Repeat the records verbatim and leave the pictures out of your copy.

Page and application data records
[Start of section]

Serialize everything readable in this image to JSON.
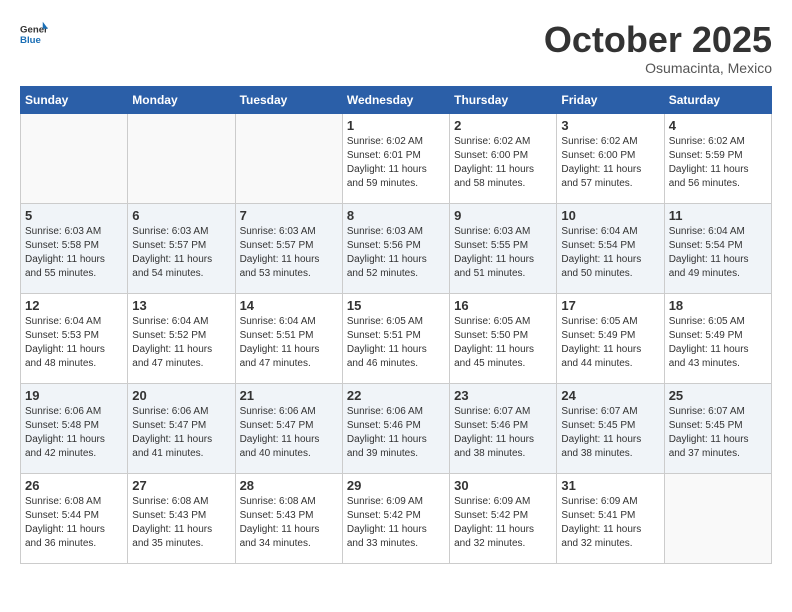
{
  "header": {
    "logo_general": "General",
    "logo_blue": "Blue",
    "month": "October 2025",
    "location": "Osumacinta, Mexico"
  },
  "weekdays": [
    "Sunday",
    "Monday",
    "Tuesday",
    "Wednesday",
    "Thursday",
    "Friday",
    "Saturday"
  ],
  "weeks": [
    [
      {
        "day": "",
        "info": ""
      },
      {
        "day": "",
        "info": ""
      },
      {
        "day": "",
        "info": ""
      },
      {
        "day": "1",
        "info": "Sunrise: 6:02 AM\nSunset: 6:01 PM\nDaylight: 11 hours\nand 59 minutes."
      },
      {
        "day": "2",
        "info": "Sunrise: 6:02 AM\nSunset: 6:00 PM\nDaylight: 11 hours\nand 58 minutes."
      },
      {
        "day": "3",
        "info": "Sunrise: 6:02 AM\nSunset: 6:00 PM\nDaylight: 11 hours\nand 57 minutes."
      },
      {
        "day": "4",
        "info": "Sunrise: 6:02 AM\nSunset: 5:59 PM\nDaylight: 11 hours\nand 56 minutes."
      }
    ],
    [
      {
        "day": "5",
        "info": "Sunrise: 6:03 AM\nSunset: 5:58 PM\nDaylight: 11 hours\nand 55 minutes."
      },
      {
        "day": "6",
        "info": "Sunrise: 6:03 AM\nSunset: 5:57 PM\nDaylight: 11 hours\nand 54 minutes."
      },
      {
        "day": "7",
        "info": "Sunrise: 6:03 AM\nSunset: 5:57 PM\nDaylight: 11 hours\nand 53 minutes."
      },
      {
        "day": "8",
        "info": "Sunrise: 6:03 AM\nSunset: 5:56 PM\nDaylight: 11 hours\nand 52 minutes."
      },
      {
        "day": "9",
        "info": "Sunrise: 6:03 AM\nSunset: 5:55 PM\nDaylight: 11 hours\nand 51 minutes."
      },
      {
        "day": "10",
        "info": "Sunrise: 6:04 AM\nSunset: 5:54 PM\nDaylight: 11 hours\nand 50 minutes."
      },
      {
        "day": "11",
        "info": "Sunrise: 6:04 AM\nSunset: 5:54 PM\nDaylight: 11 hours\nand 49 minutes."
      }
    ],
    [
      {
        "day": "12",
        "info": "Sunrise: 6:04 AM\nSunset: 5:53 PM\nDaylight: 11 hours\nand 48 minutes."
      },
      {
        "day": "13",
        "info": "Sunrise: 6:04 AM\nSunset: 5:52 PM\nDaylight: 11 hours\nand 47 minutes."
      },
      {
        "day": "14",
        "info": "Sunrise: 6:04 AM\nSunset: 5:51 PM\nDaylight: 11 hours\nand 47 minutes."
      },
      {
        "day": "15",
        "info": "Sunrise: 6:05 AM\nSunset: 5:51 PM\nDaylight: 11 hours\nand 46 minutes."
      },
      {
        "day": "16",
        "info": "Sunrise: 6:05 AM\nSunset: 5:50 PM\nDaylight: 11 hours\nand 45 minutes."
      },
      {
        "day": "17",
        "info": "Sunrise: 6:05 AM\nSunset: 5:49 PM\nDaylight: 11 hours\nand 44 minutes."
      },
      {
        "day": "18",
        "info": "Sunrise: 6:05 AM\nSunset: 5:49 PM\nDaylight: 11 hours\nand 43 minutes."
      }
    ],
    [
      {
        "day": "19",
        "info": "Sunrise: 6:06 AM\nSunset: 5:48 PM\nDaylight: 11 hours\nand 42 minutes."
      },
      {
        "day": "20",
        "info": "Sunrise: 6:06 AM\nSunset: 5:47 PM\nDaylight: 11 hours\nand 41 minutes."
      },
      {
        "day": "21",
        "info": "Sunrise: 6:06 AM\nSunset: 5:47 PM\nDaylight: 11 hours\nand 40 minutes."
      },
      {
        "day": "22",
        "info": "Sunrise: 6:06 AM\nSunset: 5:46 PM\nDaylight: 11 hours\nand 39 minutes."
      },
      {
        "day": "23",
        "info": "Sunrise: 6:07 AM\nSunset: 5:46 PM\nDaylight: 11 hours\nand 38 minutes."
      },
      {
        "day": "24",
        "info": "Sunrise: 6:07 AM\nSunset: 5:45 PM\nDaylight: 11 hours\nand 38 minutes."
      },
      {
        "day": "25",
        "info": "Sunrise: 6:07 AM\nSunset: 5:45 PM\nDaylight: 11 hours\nand 37 minutes."
      }
    ],
    [
      {
        "day": "26",
        "info": "Sunrise: 6:08 AM\nSunset: 5:44 PM\nDaylight: 11 hours\nand 36 minutes."
      },
      {
        "day": "27",
        "info": "Sunrise: 6:08 AM\nSunset: 5:43 PM\nDaylight: 11 hours\nand 35 minutes."
      },
      {
        "day": "28",
        "info": "Sunrise: 6:08 AM\nSunset: 5:43 PM\nDaylight: 11 hours\nand 34 minutes."
      },
      {
        "day": "29",
        "info": "Sunrise: 6:09 AM\nSunset: 5:42 PM\nDaylight: 11 hours\nand 33 minutes."
      },
      {
        "day": "30",
        "info": "Sunrise: 6:09 AM\nSunset: 5:42 PM\nDaylight: 11 hours\nand 32 minutes."
      },
      {
        "day": "31",
        "info": "Sunrise: 6:09 AM\nSunset: 5:41 PM\nDaylight: 11 hours\nand 32 minutes."
      },
      {
        "day": "",
        "info": ""
      }
    ]
  ]
}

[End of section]

■ Result
Serialize everything readable in this image to JSON.
{
  "header": {
    "logo_general": "General",
    "logo_blue": "Blue",
    "month": "October 2025",
    "location": "Osumacinta, Mexico"
  },
  "weekdays": [
    "Sunday",
    "Monday",
    "Tuesday",
    "Wednesday",
    "Thursday",
    "Friday",
    "Saturday"
  ],
  "weeks": [
    [
      {
        "day": "",
        "info": ""
      },
      {
        "day": "",
        "info": ""
      },
      {
        "day": "",
        "info": ""
      },
      {
        "day": "1",
        "info": "Sunrise: 6:02 AM\nSunset: 6:01 PM\nDaylight: 11 hours\nand 59 minutes."
      },
      {
        "day": "2",
        "info": "Sunrise: 6:02 AM\nSunset: 6:00 PM\nDaylight: 11 hours\nand 58 minutes."
      },
      {
        "day": "3",
        "info": "Sunrise: 6:02 AM\nSunset: 6:00 PM\nDaylight: 11 hours\nand 57 minutes."
      },
      {
        "day": "4",
        "info": "Sunrise: 6:02 AM\nSunset: 5:59 PM\nDaylight: 11 hours\nand 56 minutes."
      }
    ],
    [
      {
        "day": "5",
        "info": "Sunrise: 6:03 AM\nSunset: 5:58 PM\nDaylight: 11 hours\nand 55 minutes."
      },
      {
        "day": "6",
        "info": "Sunrise: 6:03 AM\nSunset: 5:57 PM\nDaylight: 11 hours\nand 54 minutes."
      },
      {
        "day": "7",
        "info": "Sunrise: 6:03 AM\nSunset: 5:57 PM\nDaylight: 11 hours\nand 53 minutes."
      },
      {
        "day": "8",
        "info": "Sunrise: 6:03 AM\nSunset: 5:56 PM\nDaylight: 11 hours\nand 52 minutes."
      },
      {
        "day": "9",
        "info": "Sunrise: 6:03 AM\nSunset: 5:55 PM\nDaylight: 11 hours\nand 51 minutes."
      },
      {
        "day": "10",
        "info": "Sunrise: 6:04 AM\nSunset: 5:54 PM\nDaylight: 11 hours\nand 50 minutes."
      },
      {
        "day": "11",
        "info": "Sunrise: 6:04 AM\nSunset: 5:54 PM\nDaylight: 11 hours\nand 49 minutes."
      }
    ],
    [
      {
        "day": "12",
        "info": "Sunrise: 6:04 AM\nSunset: 5:53 PM\nDaylight: 11 hours\nand 48 minutes."
      },
      {
        "day": "13",
        "info": "Sunrise: 6:04 AM\nSunset: 5:52 PM\nDaylight: 11 hours\nand 47 minutes."
      },
      {
        "day": "14",
        "info": "Sunrise: 6:04 AM\nSunset: 5:51 PM\nDaylight: 11 hours\nand 47 minutes."
      },
      {
        "day": "15",
        "info": "Sunrise: 6:05 AM\nSunset: 5:51 PM\nDaylight: 11 hours\nand 46 minutes."
      },
      {
        "day": "16",
        "info": "Sunrise: 6:05 AM\nSunset: 5:50 PM\nDaylight: 11 hours\nand 45 minutes."
      },
      {
        "day": "17",
        "info": "Sunrise: 6:05 AM\nSunset: 5:49 PM\nDaylight: 11 hours\nand 44 minutes."
      },
      {
        "day": "18",
        "info": "Sunrise: 6:05 AM\nSunset: 5:49 PM\nDaylight: 11 hours\nand 43 minutes."
      }
    ],
    [
      {
        "day": "19",
        "info": "Sunrise: 6:06 AM\nSunset: 5:48 PM\nDaylight: 11 hours\nand 42 minutes."
      },
      {
        "day": "20",
        "info": "Sunrise: 6:06 AM\nSunset: 5:47 PM\nDaylight: 11 hours\nand 41 minutes."
      },
      {
        "day": "21",
        "info": "Sunrise: 6:06 AM\nSunset: 5:47 PM\nDaylight: 11 hours\nand 40 minutes."
      },
      {
        "day": "22",
        "info": "Sunrise: 6:06 AM\nSunset: 5:46 PM\nDaylight: 11 hours\nand 39 minutes."
      },
      {
        "day": "23",
        "info": "Sunrise: 6:07 AM\nSunset: 5:46 PM\nDaylight: 11 hours\nand 38 minutes."
      },
      {
        "day": "24",
        "info": "Sunrise: 6:07 AM\nSunset: 5:45 PM\nDaylight: 11 hours\nand 38 minutes."
      },
      {
        "day": "25",
        "info": "Sunrise: 6:07 AM\nSunset: 5:45 PM\nDaylight: 11 hours\nand 37 minutes."
      }
    ],
    [
      {
        "day": "26",
        "info": "Sunrise: 6:08 AM\nSunset: 5:44 PM\nDaylight: 11 hours\nand 36 minutes."
      },
      {
        "day": "27",
        "info": "Sunrise: 6:08 AM\nSunset: 5:43 PM\nDaylight: 11 hours\nand 35 minutes."
      },
      {
        "day": "28",
        "info": "Sunrise: 6:08 AM\nSunset: 5:43 PM\nDaylight: 11 hours\nand 34 minutes."
      },
      {
        "day": "29",
        "info": "Sunrise: 6:09 AM\nSunset: 5:42 PM\nDaylight: 11 hours\nand 33 minutes."
      },
      {
        "day": "30",
        "info": "Sunrise: 6:09 AM\nSunset: 5:42 PM\nDaylight: 11 hours\nand 32 minutes."
      },
      {
        "day": "31",
        "info": "Sunrise: 6:09 AM\nSunset: 5:41 PM\nDaylight: 11 hours\nand 32 minutes."
      },
      {
        "day": "",
        "info": ""
      }
    ]
  ]
}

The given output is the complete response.